As of 2020, streaming services boasted approximately 191 million active U.S. subscriptions . Streaming platform Roku's (ROKU -1.05%) slick interface provides viewers access to these services -- but it's now evolving, bringing its own Roku Channel to the forefront. In this new game of chess between Roku and its content partners, investors need to know the risks involved, as well as the potential rewards ahead.
Neutrality and the rise of Roku
Today, Roku's platform commands roughly 38% market share of TVs in the United States. In its earlier days, Roku focused on delivering an interface for streaming services through its streaming sticks, or by getting television brands to adopt its smart TV operating system.
Roku's interface was simple, giving consumers an all-in-one means to watch Netflix, Hulu, and other favorite streaming services. For content providers, Roku provided a turnkey distribution model. Roku was solely a distribution platform for streaming services, posing no competitive threats for its streaming-service partners.
As Roku's market share has climbed, its growing status as a major "gatekeeper" to streaming audiences has given Roku leverage over those very same content providers. In recent years, Roku has gotten into negotiation battles with AT&T over HBO Max, Comcast over Peacock, and most recently, Google over YouTube TV.
While the dispute with Google is ongoing, AT&T and Comcast eventually caved and struck deals to gain access to Roku's platform. The narrative has slowly shifted from Roku needing content partners to content producers needing Roku's audience. Even Apple has quietly sought help for its own streaming service, buying a button on Roku's TV remote.
The Roku channel is the future

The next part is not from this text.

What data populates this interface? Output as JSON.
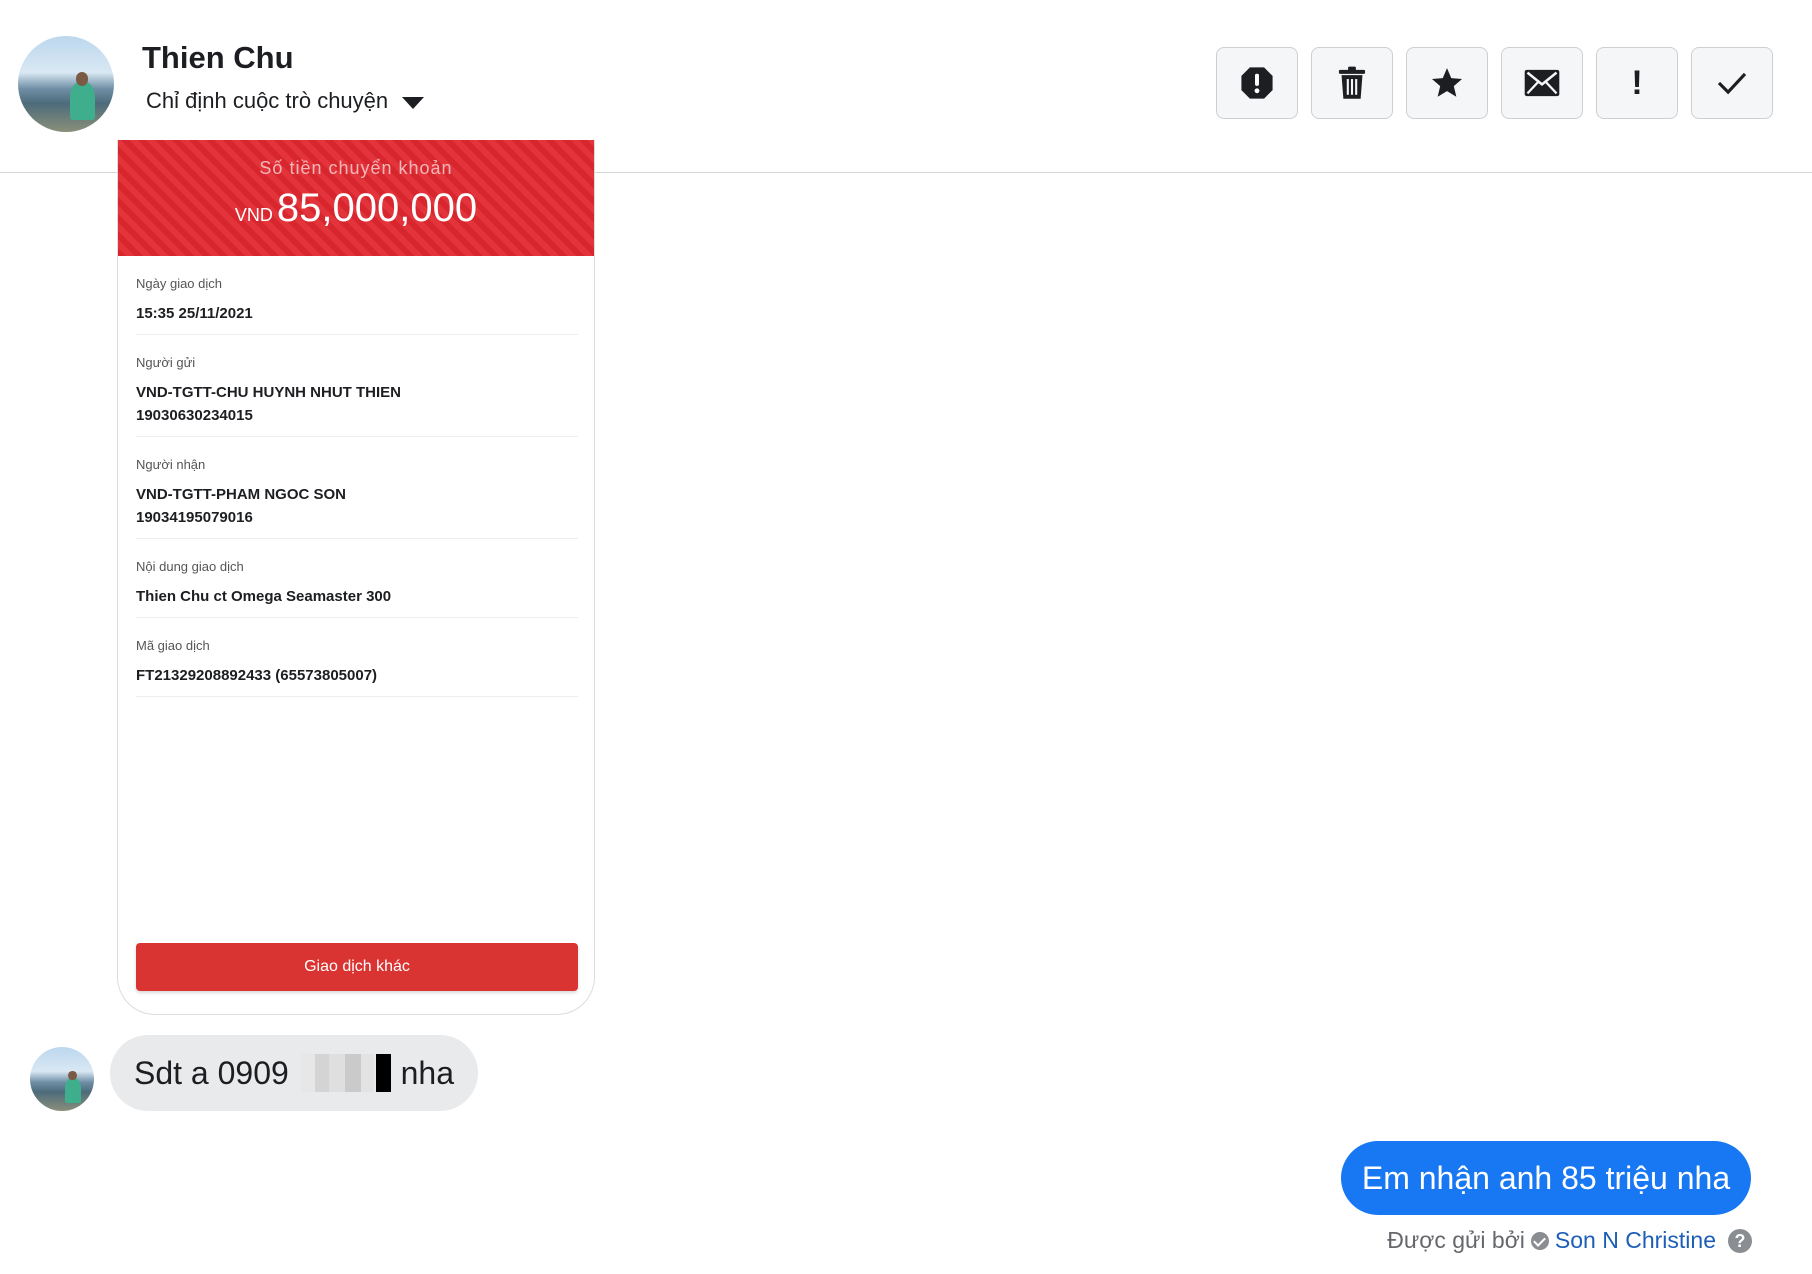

Roku's rise to prominence has resulted in more than 25,000 content creators having apps hosted on Roku's platform. These apps give viewers access to free TV shows, movies, and streaming audio, but Roku's platform is only the access point, with consumers traveling into specific apps to consume content.
Roku Channel is bringing content straight to consumers as a streaming service that viewers access directly from Roku. Instead of traveling between apps on a Roku TV, Roku Channel holds its content "in-house" and functions as a TV channel guide.
Roku Channel gives viewers access to numerous shows, movies, news, and sports -- all for free in exchange for viewing ads. Roku Channel has grown to include hundreds of free "channels," and users can also integrate premium subscriptions (such as Showtime) into it for convenience. Roku Channel effectively draws eyeballs from its hosted apps on its platform to its own "in-house" content source.
The Roku Channel makes ad technology an increasingly important part of Roku's overall business. In addition to Roku Channel, Roku has acquired demand-side ad platform dataxu in 2019, as well as Nielsen's Advanced Video Advertising Unit earlier this year.
The Roku Channel itself is Roku's fastest-growing segment. Roku doesn't break out its advertising revenues, lumping it into its "Platform" segment instead. Still, management does credit ad-tech for driving platform revenue growth of 101% year over year in Q1 2021.
In Q1, The Roku Channel reached an estimated 70 million households, more than double its 2020 reach. The Roku Channel reaches beyond Roku's streaming sticks and Roku-powered TVs. It is also accessible on its own mobile app, web browsers, and smart Samsung and Amazon Fire TVs. Roku Channel's extended reach propelled the streaming service to grow twice as fast as Roku's actual TV platform in Q1.With total Platform revenues making up 80% of revenue for Roku, Roku's business has become software-focused; the remaining sales come from selling streaming devices and other hardware.
Upping the ante with original content
This year, Roku has pivoted into original content. It acquired content rights for approximately 75 shows from failed short-form video creator Quibi for an estimated $100 million. It also acquired This Old House for undisclosed terms, giving Roku rights to more than 1,500 episodes of the home improvement series. This content is being woven into the Roku Channel as "Roku Originals." Roku doesn't have the free cash flow yet to drive content creation continuously, but it has $2 billion on its balance sheet after an equity raise in March of this year.
By formally launching original content, Roku has removed the veil of neutrality that made it attractive to content creators in the first place. Roku is "upping the ante" by potentially alienating its content partners. Roku's decision to compete with other streaming services could backfire if those partners start leaving its platform, and Roku begins losing market share to competitors such as Google (Chrome Cast) or Amazon (Fire TV).
Roku was a big winner during the pandemic. Active accounts grew 35% year over year to 53 million in Q1 2021 -- but rose just 5% from the previous quarter. Still, Roku maintaining its surging user count from the pandemic could be indicative of the platform's stickiness, as well as more evidence that streaming is here to stay. Roku may feel like this growing user base gives it more freedom to compete against the services it carries, since they'll still need access to all those Roku viewers.
Roku still must tread carefully around its largest partners, but because Roku Channel makes money from ads instead of subscription fees like Netflix and Disney, it seems that Roku Channel is more complementary than competitive to those paid services.
Roku may have felt that staying neutral could only take its growth so far. Investors will need to continue monitoring user growth to ensure its leverage in the streaming space. But if it does, the Roku Channel could eventually take Roku to new heights.